Patterns and timing of sunlight exposure play a role in developing skin cancers
Results of the first case-control study of the patterns and timing of sunlight exposure and how each is related to basal cell carcinoma and squamous cell carcinoma have been published in the open-access journal BioMed Central.
This study, conducted by researchers at Moffitt Cancer Center, the University of South Florida, and the International Agency for Research on Cancer in France, simultaneously evaluated identical patterns and timing of sunlight exposure as they are related to basal cell and squamous cell carcinomas in the same US population with high annual ultraviolet radiation exposure. The study included 703 Florida residents: 218 with basal cell carcinoma, 169 with squamous cell carcinoma, and 316 without skin cancer. The patterns of sunlight exposure studied were continuous or intermittent, and the timing refers to sun exposure during childhood, adulthood, or both.
“There are more than a million new cases of basal cell and squamous cell carcinomas diagnosed in the United States each year,” said senior study author Dana E. Rollison, PhD, associate member of the Cancer Epidemiology Program, and vice president and chief health information officer at Moffitt. “While mortality associated with nonmelanoma skin cancers, such as basal cell and squamous cell carcinomas, is low, patients may experience substantial morbidity and treatment costs are high.”
Greater toxic sunlight exposure and the chances of receiving blistering sunburns are higher during childhood. In fact, it is estimated that 25% of lifetime sunlight exposure occurs before age 18.

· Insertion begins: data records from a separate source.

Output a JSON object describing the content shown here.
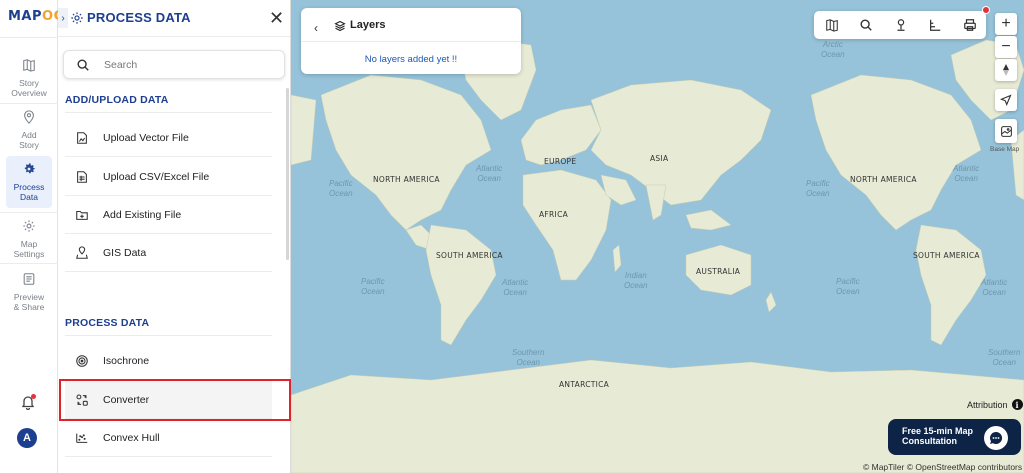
{
  "app": {
    "logo_main": "MAP",
    "logo_accent": "OG"
  },
  "rail": {
    "items": [
      {
        "label": "Story\nOverview",
        "icon": "book-map-icon"
      },
      {
        "label": "Add\nStory",
        "icon": "location-pin-icon"
      },
      {
        "label": "Process\nData",
        "icon": "gear-icon"
      },
      {
        "label": "Map\nSettings",
        "icon": "settings-icon"
      },
      {
        "label": "Preview\n& Share",
        "icon": "preview-icon"
      }
    ],
    "avatar_initial": "A"
  },
  "panel": {
    "title": "PROCESS DATA",
    "search_placeholder": "Search",
    "sections": [
      {
        "title": "ADD/UPLOAD DATA",
        "items": [
          "Upload Vector File",
          "Upload CSV/Excel File",
          "Add Existing File",
          "GIS Data"
        ]
      },
      {
        "title": "PROCESS DATA",
        "items": [
          "Isochrone",
          "Converter",
          "Convex Hull"
        ]
      }
    ]
  },
  "layers": {
    "title": "Layers",
    "empty_message": "No layers added yet !!"
  },
  "map": {
    "continents": [
      "NORTH AMERICA",
      "EUROPE",
      "ASIA",
      "AFRICA",
      "SOUTH AMERICA",
      "AUSTRALIA",
      "ANTARCTICA",
      "NORTH AMERICA",
      "SOUTH AMERICA"
    ],
    "oceans": [
      "Pacific\nOcean",
      "Atlantic\nOcean",
      "Pacific\nOcean",
      "Atlantic\nOcean",
      "Indian\nOcean",
      "Pacific\nOcean",
      "Atlantic\nOcean",
      "Southern\nOcean",
      "Southern\nOcean",
      "Pacific\nOcean",
      "Atlantic\nOcean",
      "Arctic\nOcean"
    ],
    "basemap_label": "Base Map",
    "attribution_label": "Attribution",
    "copyright": "© MapTiler © OpenStreetMap contributors"
  },
  "consult": {
    "label": "Free 15-min Map Consultation"
  },
  "colors": {
    "brand": "#1c3f8f",
    "accent": "#f2a22b",
    "highlight": "#e0232b",
    "water": "#96c3da",
    "land": "#e8ecd8"
  }
}
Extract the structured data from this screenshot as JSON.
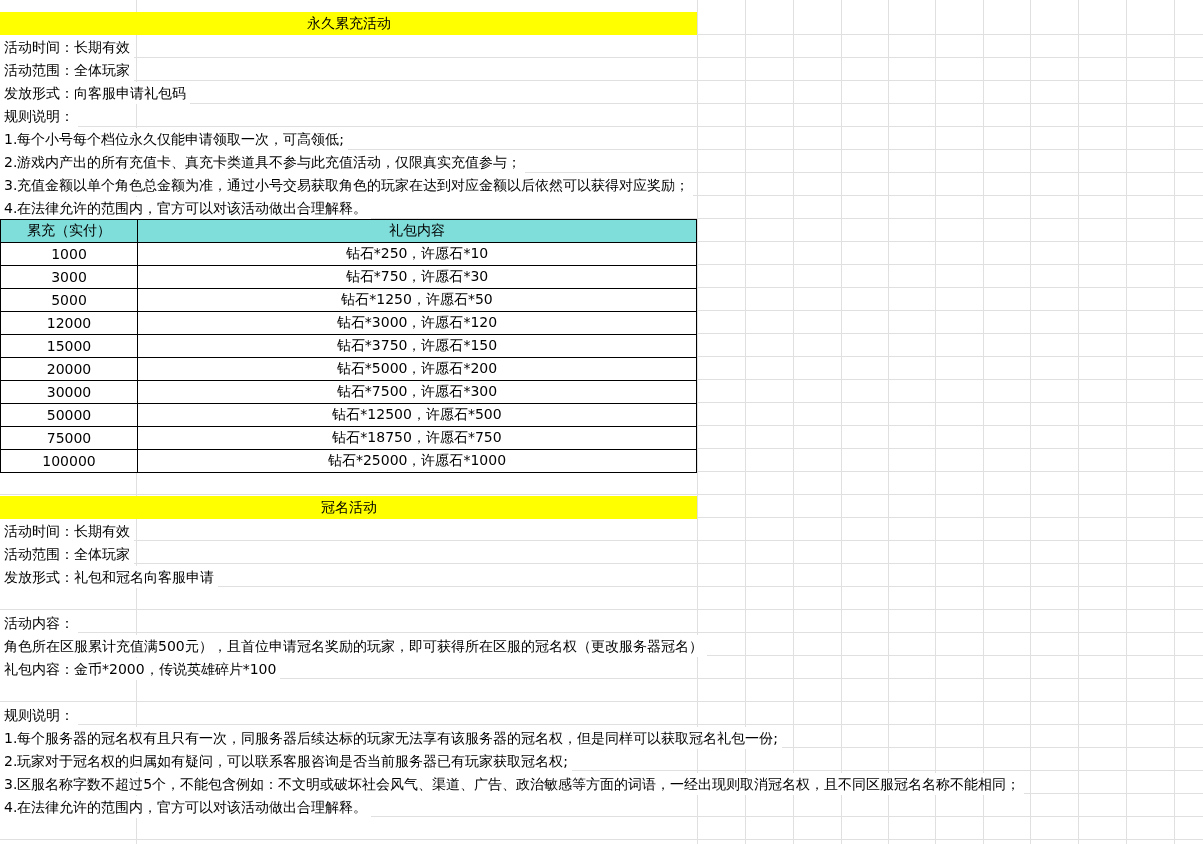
{
  "sections": [
    {
      "title": "永久累充活动",
      "lines": [
        {
          "kind": "text",
          "text": "活动时间：长期有效"
        },
        {
          "kind": "text",
          "text": "活动范围：全体玩家"
        },
        {
          "kind": "text",
          "text": "发放形式：向客服申请礼包码"
        },
        {
          "kind": "text",
          "text": "规则说明："
        },
        {
          "kind": "text",
          "text": "1.每个小号每个档位永久仅能申请领取一次，可高领低;"
        },
        {
          "kind": "text",
          "text": "2.游戏内产出的所有充值卡、真充卡类道具不参与此充值活动，仅限真实充值参与；"
        },
        {
          "kind": "text",
          "text": "3.充值金额以单个角色总金额为准，通过小号交易获取角色的玩家在达到对应金额以后依然可以获得对应奖励；"
        },
        {
          "kind": "text",
          "text": "4.在法律允许的范围内，官方可以对该活动做出合理解释。"
        }
      ],
      "table": {
        "columns": [
          "累充（实付）",
          "礼包内容"
        ],
        "rows": [
          [
            "1000",
            "钻石*250，许愿石*10"
          ],
          [
            "3000",
            "钻石*750，许愿石*30"
          ],
          [
            "5000",
            "钻石*1250，许愿石*50"
          ],
          [
            "12000",
            "钻石*3000，许愿石*120"
          ],
          [
            "15000",
            "钻石*3750，许愿石*150"
          ],
          [
            "20000",
            "钻石*5000，许愿石*200"
          ],
          [
            "30000",
            "钻石*7500，许愿石*300"
          ],
          [
            "50000",
            "钻石*12500，许愿石*500"
          ],
          [
            "75000",
            "钻石*18750，许愿石*750"
          ],
          [
            "100000",
            "钻石*25000，许愿石*1000"
          ]
        ]
      }
    },
    {
      "title": "冠名活动",
      "lines": [
        {
          "kind": "text",
          "text": "活动时间：长期有效"
        },
        {
          "kind": "text",
          "text": "活动范围：全体玩家"
        },
        {
          "kind": "text",
          "text": "发放形式：礼包和冠名向客服申请"
        },
        {
          "kind": "blank"
        },
        {
          "kind": "text",
          "text": "活动内容："
        },
        {
          "kind": "text",
          "text": "角色所在区服累计充值满500元），且首位申请冠名奖励的玩家，即可获得所在区服的冠名权（更改服务器冠名）"
        },
        {
          "kind": "text",
          "text": "礼包内容：金币*2000，传说英雄碎片*100"
        },
        {
          "kind": "blank"
        },
        {
          "kind": "text",
          "text": "规则说明："
        },
        {
          "kind": "text",
          "text": "1.每个服务器的冠名权有且只有一次，同服务器后续达标的玩家无法享有该服务器的冠名权，但是同样可以获取冠名礼包一份;"
        },
        {
          "kind": "text",
          "text": "2.玩家对于冠名权的归属如有疑问，可以联系客服咨询是否当前服务器已有玩家获取冠名权;"
        },
        {
          "kind": "text",
          "text": "3.区服名称字数不超过5个，不能包含例如：不文明或破坏社会风气、渠道、广告、政治敏感等方面的词语，一经出现则取消冠名权，且不同区服冠名名称不能相同；"
        },
        {
          "kind": "text",
          "text": "4.在法律允许的范围内，官方可以对该活动做出合理解释。"
        }
      ]
    }
  ]
}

“Blistering sunburn is believed to result from high doses of intense ultraviolet radiation exposure in short increments of time and is considered to be a measure of intermittent exposure,” said study coauthor Michelle Iannacone, Marie Curie postdoctoral fellow at the International Agency for Research on Cancer.
Specific patterns the researchers sought to identify and correlate to basal cell and squamous cell carcinomas included: 1) intermittent exposure to ultraviolet radiation, perhaps while on summer vacation in high ultraviolet radiation regions, and 2) continuous exposure through working at a job outside in the sunlight.
Study subjects were surveyed on their memory of past sun exposure.
According to survey results, a history of blistering sunburn is related to both basal cell and squamous cell carcinomas. Furthermore, an occupation requiring time in the sunlight was also associated with basal cell and squamous cell carcinomas. Sunlight exposure at a younger age “tended to be associated with squamous cell carcinoma, but not basal cell carcinoma, risk,” researchers concluded.
“Sunlight exposure, regardless of the exposure pattern, is associated with both basal cell and squamous cell carcinomas,” Iannacone said. “Understanding how sunlight exposure response may differ by nonmelanoma skin cancer type is important for educating the public on safe sunlight behaviors. Applying sunscreen while on vacation may decrease basal cell carcinoma risk with intermittent sunlight exposure, but may not impact the risk of squamous cell carcinoma, which may be more strongly related to continuous sunlight exposure.”
Source: Moffitt Cancer Center.